# Rheostat effects on current?

1. Oct 26, 2013

### kira506

I'm talking about the primitive rheostat with coils and a slide and such , why when we inc. The resistance of rheostat does Vext inc and Vint dec. ?

2. Oct 26, 2013

### sophiecentaur

If you draw the (complete) circuit, it is fairly easy to predict what will happen and give a reason. A verbal description may not be supplying enough information.

3. Oct 29, 2013

### kira506

Yes,I've tried but I just can't seem to grasp a full idea of how V-internal decreases (which is equal to I r small) because current decreases when resistance of rheostat inc , and V-external increases whish is equal to IR , I mean the current is the same as i both ! Unless the current is different ?

4. Oct 29, 2013

### sophiecentaur

This is a bit like trying 'grasp' how the supermarket bill works. It's down to the sums and the very basics of electricity more than anything. You will be able to feel that you have a grasp when you follow the sums through.
Have you drawn the circuit?
Mark the rheostat as R1 and the Load as R2. If Vin is the supply voltage then
The total current I through the two resistors will be Vin/ (R1+R2)
This current is, of course, dependent upon the two resistor values.
You say:
Of course it's different! I = V/R always and it's that total series resistance that counts.
Clearly, I will get greater as R1 goes down (i.e. as the total resistance decreases).
So the current through the load will increase (Same current round the whole loop)
That means that the volts across the load Vout = IR2, will increase because I has increased.
Naturally, if the volts across the load have increased, the volts across the rheostat will have decreased because there is the same total supply voltage across the two resistors and it's the sum of the two volts.
The smaller resistor gets the smaller share of the total voltage.

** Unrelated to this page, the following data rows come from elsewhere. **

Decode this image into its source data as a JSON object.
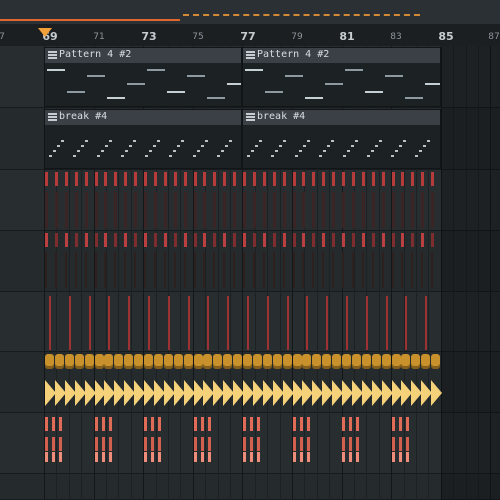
{
  "ruler": {
    "bars": [
      "7",
      "69",
      "71",
      "73",
      "75",
      "77",
      "79",
      "81",
      "83",
      "85",
      "87"
    ],
    "major": [
      "69",
      "73",
      "77",
      "81",
      "85"
    ]
  },
  "clips": [
    {
      "title": "Pattern 4 #2",
      "kind": "melody"
    },
    {
      "title": "Pattern 4 #2",
      "kind": "melody"
    },
    {
      "title": "break #4",
      "kind": "break"
    },
    {
      "title": "break #4",
      "kind": "break"
    }
  ],
  "colors": {
    "loop": "#e0672d",
    "loop_dash": "#d38a37",
    "marker": "#f2a03a",
    "red": "#d24a4a",
    "salmon": "#e57a62",
    "gold": "#c9912c",
    "triangle": "#f5d27a"
  }
}
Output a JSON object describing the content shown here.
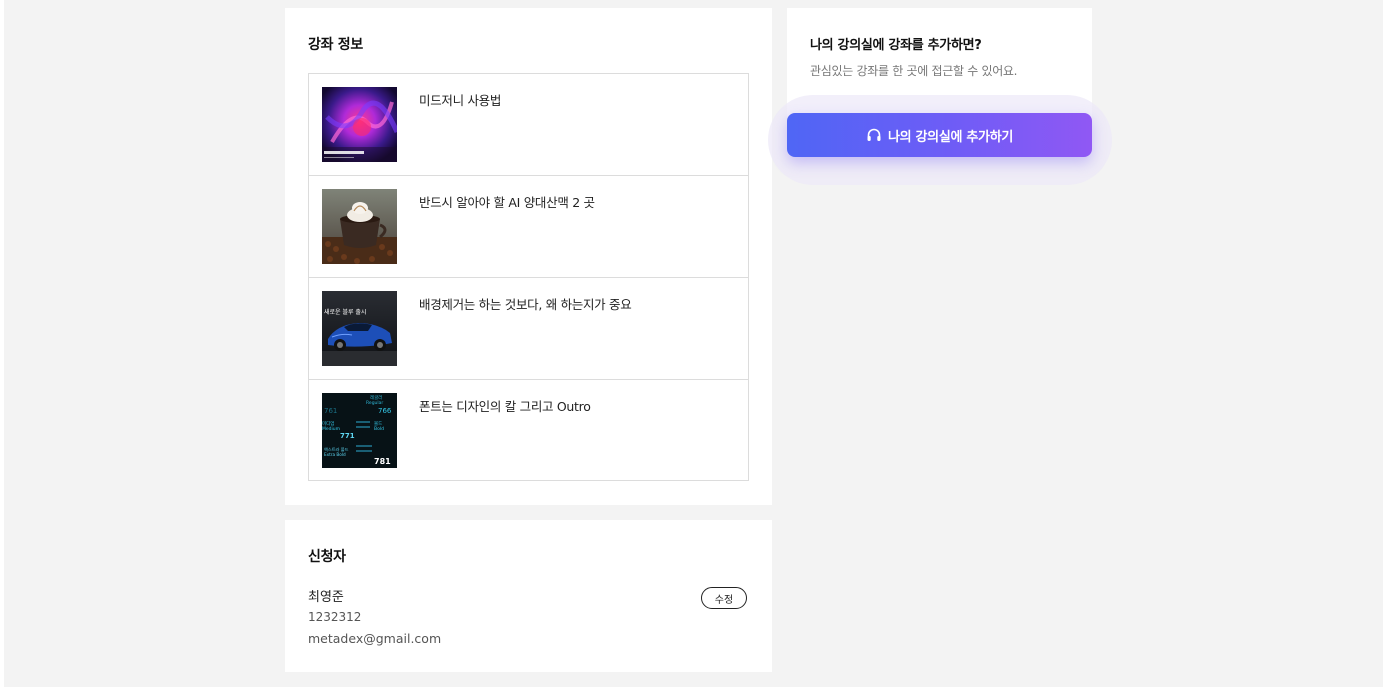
{
  "course_section": {
    "title": "강좌 정보",
    "courses": [
      {
        "title": "미드저니 사용법",
        "thumb_icon": "abstract-art-thumbnail"
      },
      {
        "title": "반드시 알아야 할 AI 양대산맥 2 곳",
        "thumb_icon": "coffee-cup-thumbnail"
      },
      {
        "title": "배경제거는 하는 것보다, 왜 하는지가 중요",
        "thumb_icon": "blue-car-thumbnail",
        "thumb_text": "새로운 블루 출시"
      },
      {
        "title": "폰트는 디자인의 칼 그리고 Outro",
        "thumb_icon": "font-weights-thumbnail",
        "thumb_text": [
          "레귤러",
          "Regular",
          "761",
          "766",
          "미디엄",
          "Medium",
          "볼드",
          "Bold",
          "771",
          "엑스트라 볼드",
          "Extra Bold",
          "781"
        ]
      }
    ]
  },
  "applicant": {
    "title": "신청자",
    "name": "최영준",
    "phone": "1232312",
    "email": "metadex@gmail.com",
    "edit_label": "수정"
  },
  "promo": {
    "title": "나의 강의실에 강좌를 추가하면?",
    "subtitle": "관심있는 강좌를 한 곳에 접근할 수 있어요.",
    "button_label": "나의 강의실에 추가하기",
    "button_icon": "headphones-icon"
  },
  "colors": {
    "page_bg": "#f3f3f3",
    "button_gradient_start": "#4f66f5",
    "button_gradient_end": "#9058f4"
  }
}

5. Dec 6, 2013

### kira506

But whenever I try it out , I find that by decreasing the total current ,the total voltage increases (decreasing total current by increaasing resistnance of rheostat) and there's this other resistor connected in series to the rheostat , the voltage in the second resistance (which is fixed) decreases by decreasig current , how can the total voltage increase while part of it decreases , please help me,the answer's like that in my textbook and I can't fully interpret it

6. Jan 2, 2014

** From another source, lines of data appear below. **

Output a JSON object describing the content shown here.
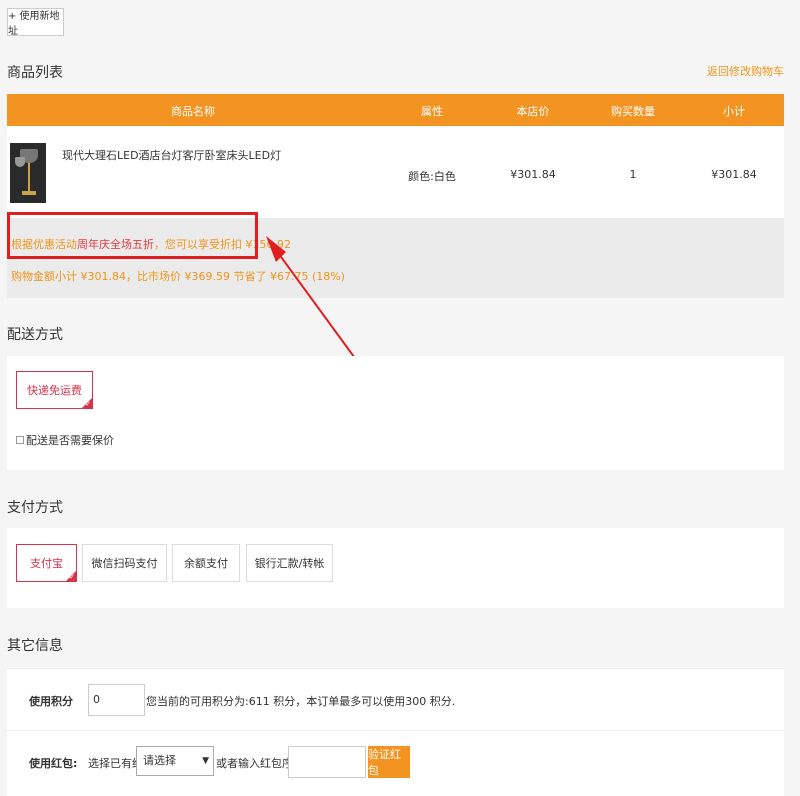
{
  "address": {
    "new_button": "+ 使用新地址"
  },
  "goods": {
    "title": "商品列表",
    "back_link": "返回修改购物车",
    "columns": [
      "商品名称",
      "属性",
      "本店价",
      "购买数量",
      "小计"
    ],
    "item": {
      "name": "现代大理石LED酒店台灯客厅卧室床头LED灯",
      "attr": "颜色:白色",
      "price": "¥301.84",
      "qty": "1",
      "subtotal": "¥301.84"
    },
    "promo": {
      "prefix": "根据优惠活动",
      "highlight": "周年庆全场五折",
      "suffix": "，您可以享受折扣 ¥150.92"
    },
    "summary": "购物金额小计 ¥301.84，比市场价 ¥369.59 节省了 ¥67.75 (18%)"
  },
  "shipping": {
    "title": "配送方式",
    "option": "快递免运费",
    "insure_label": "配送是否需要保价"
  },
  "payment": {
    "title": "支付方式",
    "options": [
      "支付宝",
      "微信扫码支付",
      "余额支付",
      "银行汇款/转帐"
    ]
  },
  "other": {
    "title": "其它信息",
    "points_label": "使用积分",
    "points_value": "0",
    "points_hint": "您当前的可用积分为:611 积分，本订单最多可以使用300 积分.",
    "bonus_label": "使用红包:",
    "bonus_choose": "选择已有红包",
    "bonus_select": "请选择",
    "bonus_or": "或者输入红包序列号",
    "bonus_verify": "验证红包"
  },
  "colors": {
    "accent": "#f39422",
    "selected": "#d8324a",
    "annotation": "#e02020"
  },
  "icons": {
    "selected_mark": "check-corner-icon",
    "annotation_arrow": "arrow-icon"
  }
}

### kira506

XD thanks a lot , you imagined the circuit with me and explained it quite smoothly , well I've got another question,the one that confused me the most , I'll base it on the circuit you imagined , the Q : what happens to Vload and Vout on increasing R1 ? And find a relation between V load an Vout where Vout = Vint (total of battery)- Ir where r small is the internal resistance